It’s a sad fact that during the pandemic, we failed to make virtual events work as a complete replacement for in-person meetings. Despite it being clear that online meetings solve many of the accessibility and sustainability issues that surround in-person events, there’s an appetite for things to return to the way they were. For better or for worse.

So what went wrong?

Well, it was a mix of “zoom fatigue” and the acknowledgement that three key aspects of meetings do not work well in a virtual setting.

  1. Poster sessions weren’t great. These sessions are most important for early career researchers to engage in a meeting.
  2. “Chance encounters” with other participants were hard. was the closest to emulate bumping into someone and stopping to chat.
  3. No time away. It’s hard to attend a multi-day virtual meeting while home and work life surround you.
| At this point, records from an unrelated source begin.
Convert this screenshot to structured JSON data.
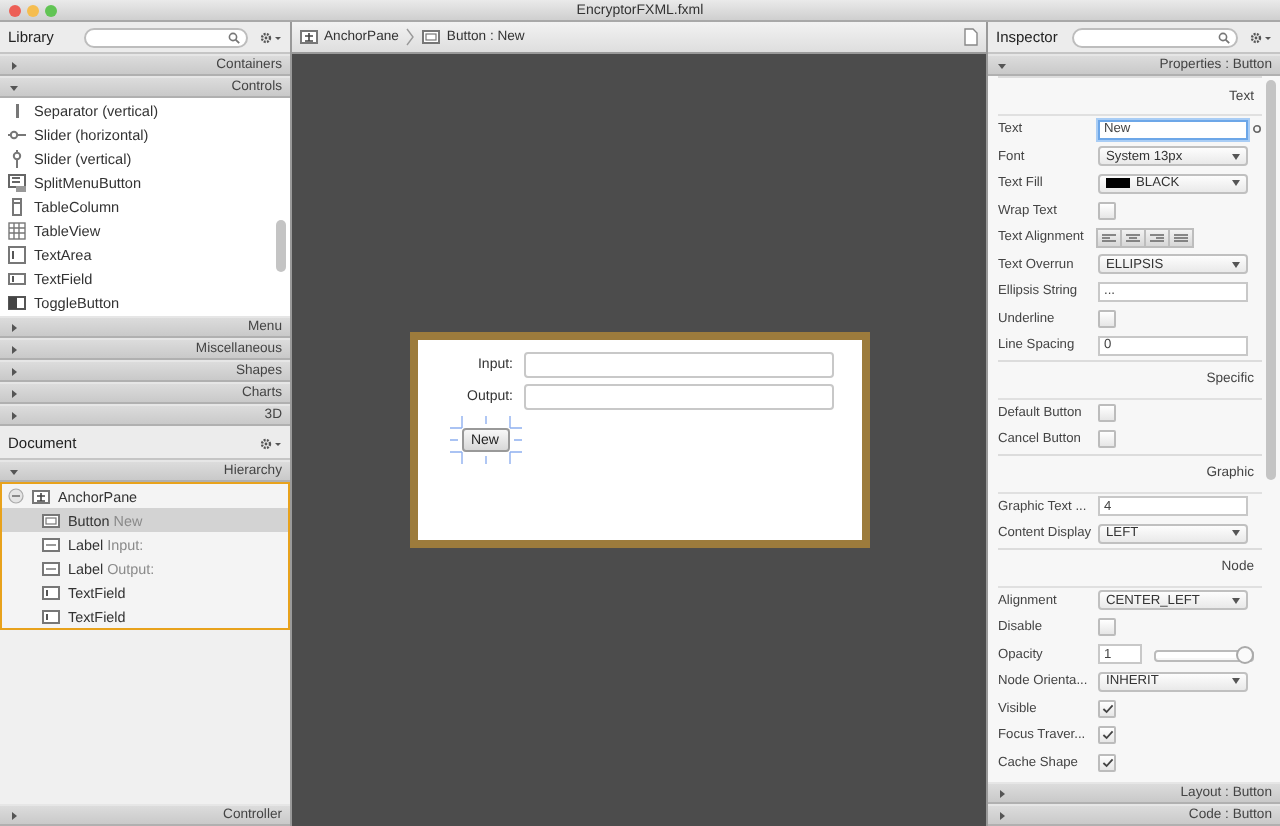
{
  "window": {
    "title": "EncryptorFXML.fxml"
  },
  "library": {
    "title": "Library",
    "sections_top": [
      {
        "label": "Containers",
        "expanded": false
      },
      {
        "label": "Controls",
        "expanded": true
      }
    ],
    "items": [
      {
        "label": "Separator  (vertical)"
      },
      {
        "label": "Slider  (horizontal)"
      },
      {
        "label": "Slider  (vertical)"
      },
      {
        "label": "SplitMenuButton"
      },
      {
        "label": "TableColumn"
      },
      {
        "label": "TableView"
      },
      {
        "label": "TextArea"
      },
      {
        "label": "TextField"
      },
      {
        "label": "ToggleButton"
      }
    ],
    "sections_bottom": [
      {
        "label": "Menu",
        "expanded": false
      },
      {
        "label": "Miscellaneous",
        "expanded": false
      },
      {
        "label": "Shapes",
        "expanded": false
      },
      {
        "label": "Charts",
        "expanded": false
      },
      {
        "label": "3D",
        "expanded": false
      }
    ]
  },
  "document": {
    "title": "Document",
    "section": {
      "label": "Hierarchy",
      "expanded": true
    },
    "tree": [
      {
        "type": "AnchorPane",
        "expanded": true,
        "selected": false,
        "children": [
          {
            "type": "Button",
            "text": "New",
            "selected": true
          },
          {
            "type": "Label",
            "text": "Input:",
            "selected": false
          },
          {
            "type": "Label",
            "text": "Output:",
            "selected": false
          },
          {
            "type": "TextField",
            "selected": false
          },
          {
            "type": "TextField",
            "selected": false
          }
        ]
      }
    ],
    "footer": {
      "label": "Controller",
      "expanded": false
    }
  },
  "breadcrumb": [
    {
      "label": "AnchorPane"
    },
    {
      "label": "Button : New"
    }
  ],
  "form": {
    "rows": [
      {
        "label": "Input:"
      },
      {
        "label": "Output:"
      }
    ],
    "button": {
      "label": "New",
      "selected": true
    }
  },
  "inspector": {
    "title": "Inspector",
    "section": {
      "label": "Properties : Button",
      "expanded": true
    },
    "groups": [
      {
        "title": "Text",
        "rows": [
          {
            "kind": "field",
            "label": "Text",
            "value": "New",
            "focused": true
          },
          {
            "kind": "combo",
            "label": "Font",
            "value": "System 13px"
          },
          {
            "kind": "combo",
            "label": "Text Fill",
            "value": "BLACK",
            "color": "#000000"
          },
          {
            "kind": "checkbox",
            "label": "Wrap Text",
            "checked": false
          },
          {
            "kind": "segments",
            "label": "Text Alignment"
          },
          {
            "kind": "combo",
            "label": "Text Overrun",
            "value": "ELLIPSIS"
          },
          {
            "kind": "field",
            "label": "Ellipsis String",
            "value": "...",
            "focused": false
          },
          {
            "kind": "checkbox",
            "label": "Underline",
            "checked": false
          },
          {
            "kind": "field",
            "label": "Line Spacing",
            "value": "0",
            "focused": false
          }
        ]
      },
      {
        "title": "Specific",
        "rows": [
          {
            "kind": "checkbox",
            "label": "Default Button",
            "checked": false
          },
          {
            "kind": "checkbox",
            "label": "Cancel Button",
            "checked": false
          }
        ]
      },
      {
        "title": "Graphic",
        "rows": [
          {
            "kind": "field",
            "label": "Graphic Text ...",
            "value": "4",
            "focused": false
          },
          {
            "kind": "combo",
            "label": "Content Display",
            "value": "LEFT"
          }
        ]
      },
      {
        "title": "Node",
        "rows": [
          {
            "kind": "combo",
            "label": "Alignment",
            "value": "CENTER_LEFT"
          },
          {
            "kind": "checkbox",
            "label": "Disable",
            "checked": false
          },
          {
            "kind": "slider",
            "label": "Opacity",
            "value": "1",
            "level": 1
          },
          {
            "kind": "combo",
            "label": "Node Orienta...",
            "value": "INHERIT"
          },
          {
            "kind": "checkbox",
            "label": "Visible",
            "checked": true
          },
          {
            "kind": "checkbox",
            "label": "Focus Traver...",
            "checked": true
          },
          {
            "kind": "checkbox",
            "label": "Cache Shape",
            "checked": true
          }
        ]
      }
    ],
    "footers": [
      {
        "label": "Layout : Button",
        "expanded": false
      },
      {
        "label": "Code : Button",
        "expanded": false
      }
    ]
  }
}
Travelling away somewhere and taking a break from home and work is useful to think deeply about science.

I feel like all other shortcomings were solved, solveable, or temporary. Yes, time zone issues were problematic; yes, the technology sometimes failed; but the benefits of accessibility alone outweighed these issues.

My experience of meetings
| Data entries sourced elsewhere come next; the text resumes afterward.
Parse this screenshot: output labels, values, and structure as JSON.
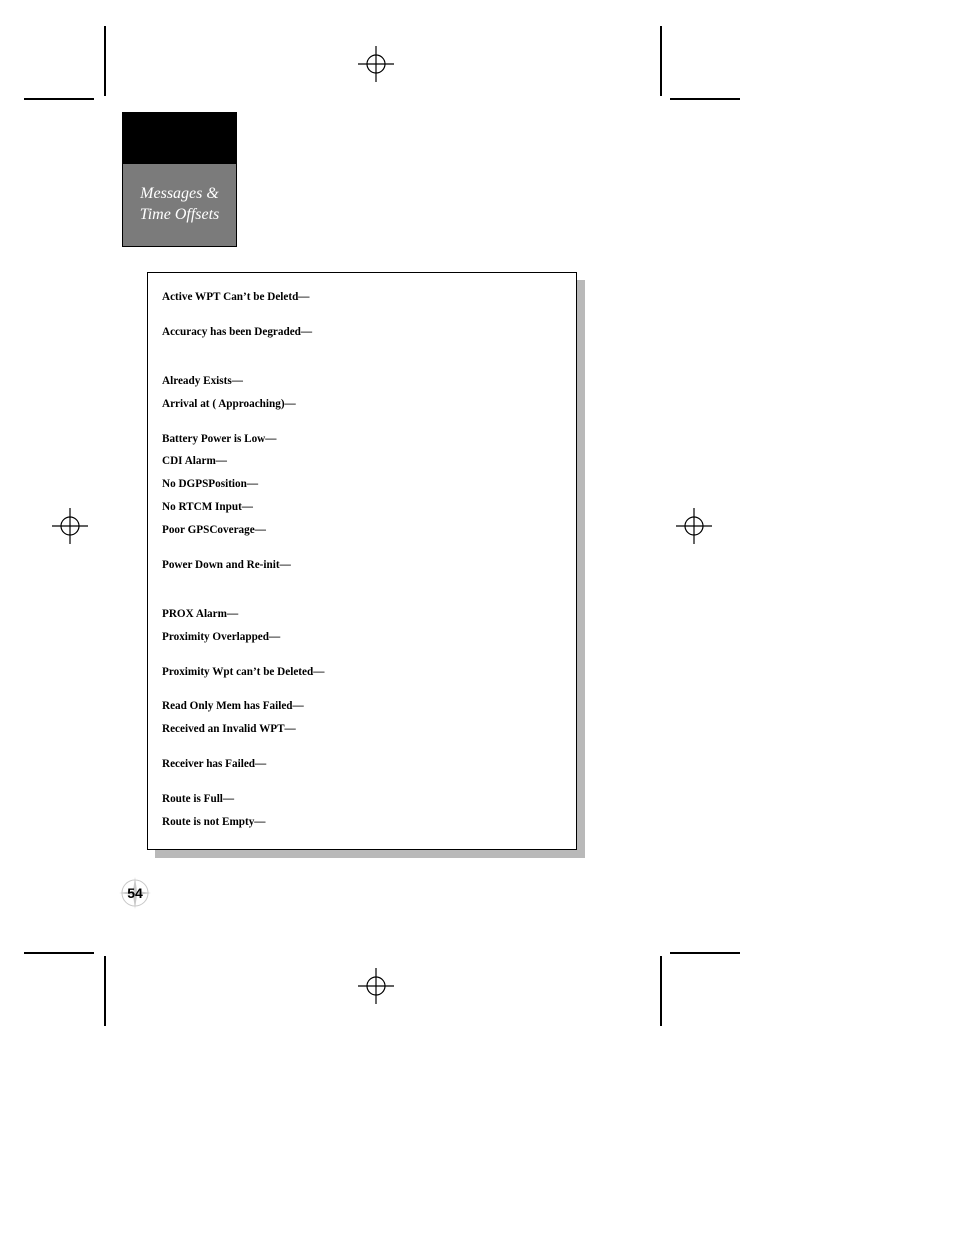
{
  "sidebar": {
    "line1": "Messages &",
    "line2": "Time Offsets"
  },
  "messages": {
    "m0": "Active WPT Can’t be Deletd—",
    "m1": "Accuracy has been Degraded—",
    "m2": "Already Exists—",
    "m3": "Arrival at (   Approaching)—",
    "m4": "Battery Power is Low—",
    "m5": "CDI Alarm—",
    "m6": "No  DGPSPosition—",
    "m7": "No RTCM Input—",
    "m8": "Poor  GPSCoverage—",
    "m9": "Power Down and Re-init—",
    "m10": "PROX Alarm—",
    "m11": "Proximity Overlapped—",
    "m12": "Proximity Wpt can’t be Deleted—",
    "m13": "Read Only Mem has Failed—",
    "m14": "Received an Invalid WPT—",
    "m15": "Receiver has Failed—",
    "m16": "Route is Full—",
    "m17": "Route is not Empty—"
  },
  "page_number": "54"
}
I have been to some amazing meetings as a student, postdoc and PI. Each time I came away with new ideas and feeling energised about my work. Attending meetings in far-flung places meant that I have seen more of the world than I would have otherwise been able to. I wouldn’t want to withhold this experience for scientists of the future.

It was clear, before the pandemic hit, that meetings had lost their way. There were too many of them. They had the same superstar speakers at every one. They gave the same old presentation. These jetsetting PIs would fly in and give their talk and fly out again, not even participating in the meeting that invited them. A growing number of companies organised these events. Like the publication industry, they recognised that scientists’ vanity can be exploited to extract money from the public purse. Spam conferences, like spam journals, flourished. As people in the field we were expected to pay to turn up to these events, in the hope that we might bump into someone in the queue for the terrible coffee. And if we didn’t, well there was the FOMO. Not really fear of missing out on hearing some science, fear of missing out on other career-laddering. Meetings were attended by journal editors, funding managers from grant agencies, as well your peers who review your work and grant proposals. And if you’re not in the room…
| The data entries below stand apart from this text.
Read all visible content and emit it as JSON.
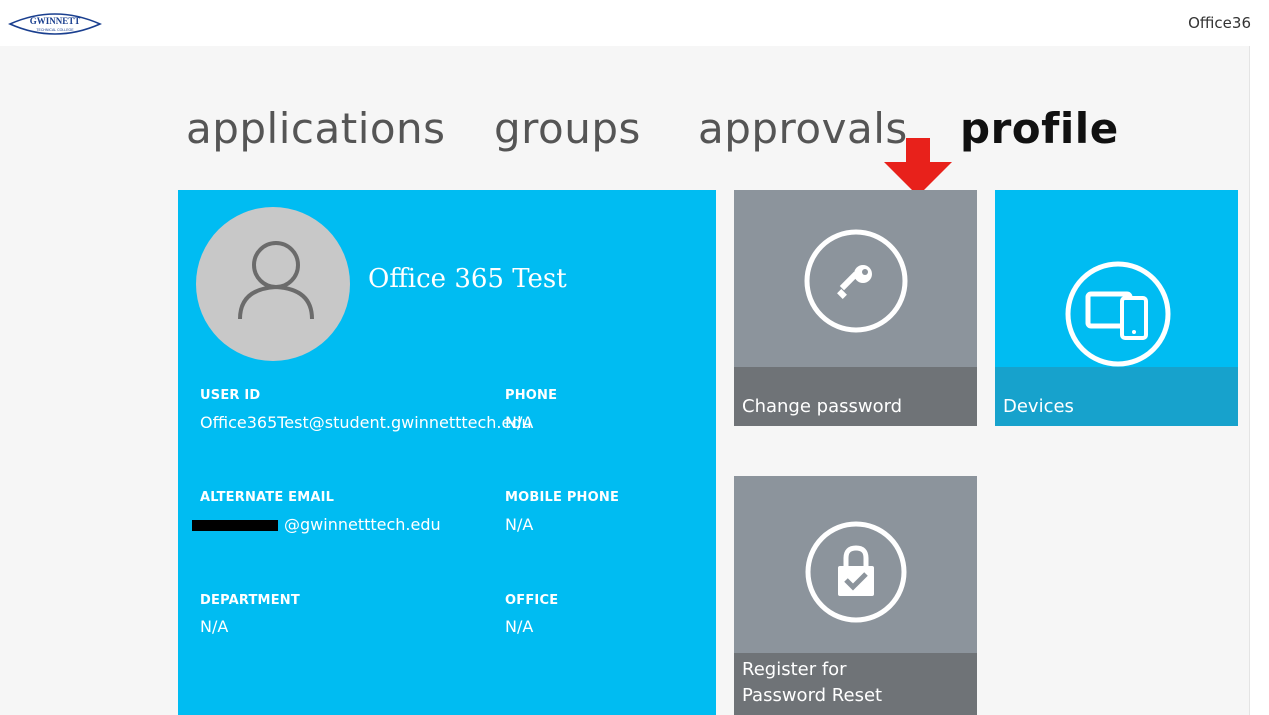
{
  "header": {
    "logo_text": "GWINNETT",
    "logo_subtext": "TECHNICAL COLLEGE",
    "user_label": "Office36"
  },
  "nav": {
    "tabs": [
      {
        "label": "applications",
        "active": false
      },
      {
        "label": "groups",
        "active": false
      },
      {
        "label": "approvals",
        "active": false
      },
      {
        "label": "profile",
        "active": true
      }
    ]
  },
  "profile": {
    "display_name": "Office 365 Test",
    "fields": {
      "user_id_label": "USER ID",
      "user_id_value": "Office365Test@student.gwinnetttech.edu",
      "phone_label": "PHONE",
      "phone_value": "N/A",
      "alternate_email_label": "ALTERNATE EMAIL",
      "alternate_email_value": "@gwinnetttech.edu",
      "mobile_phone_label": "MOBILE PHONE",
      "mobile_phone_value": "N/A",
      "department_label": "DEPARTMENT",
      "department_value": "N/A",
      "office_label": "OFFICE",
      "office_value": "N/A"
    }
  },
  "tiles": {
    "change_password": {
      "label": "Change password",
      "icon": "key-icon"
    },
    "devices": {
      "label": "Devices",
      "icon": "devices-icon"
    },
    "register_reset": {
      "label_line1": "Register for",
      "label_line2": "Password Reset",
      "icon": "lock-check-icon"
    }
  },
  "colors": {
    "accent_blue": "#00bcf2",
    "tile_gray": "#8c949c",
    "tile_gray_footer": "#6f7377",
    "arrow_red": "#e8211b"
  }
}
I understand the urge to rush back to in-person meetings, but given the serious issues that surround these events, what should we do in the future. Is it possible for meetings to “build back better”?

  • Hybrid should be standard for all meetings over a certain size to allow people to tune in from outside.
  • Organisers should consider the environmental impact of the meeting. The sustainability initiative from Company of Biologists aims to collate best practice here.
  • One-day meetings in a small country or region can work well to build a national community with a low-carbon footprint.
  • Organisers should aim for a diverse speaker list, considering gender, race and geography. Talks can be piped in from anywhere in the world if necessary.
  • Put early career researchers at the centre of the meeting. A poster session at 10pm doesn’t cut it. Flash talks, career advice, speed dating chats with PIs, there’s many creative ways to get everyone involved.
  • We can choose which meetings we attend. As a community, we can support meetings that are organised by organisations whose mission is to support science. This is not to say all scientific societies are good and all companies are bad, there’s a mix and we should do due diligence before deciding that a certain meeting is the go-to event for the field.
  • Probably everybody (attendees, speakers and even superstar scientists) should consider how many events they should attend in one year. This would put a natural cap on the number of meetings and focus attendance at community-driven events.

These are just a few ideas. In-person meetings are returning and it would be sad if they returned to be exactly the way they were.

Disclaimer: I am on the Board of Directors for Company of Biologists and I currently Chair the Workshops Committee which organises small focussed events. This post is my own view as an attendee and speaker at meetings. At CoB and at Workshops we are actively working on improving sustainability and accessibility for events we organise.

The post title is taken from “Pleased To Meet Me” the fifth studio album by The Replacements. The cover shows a downtrodden person shaking hands with a rich business person.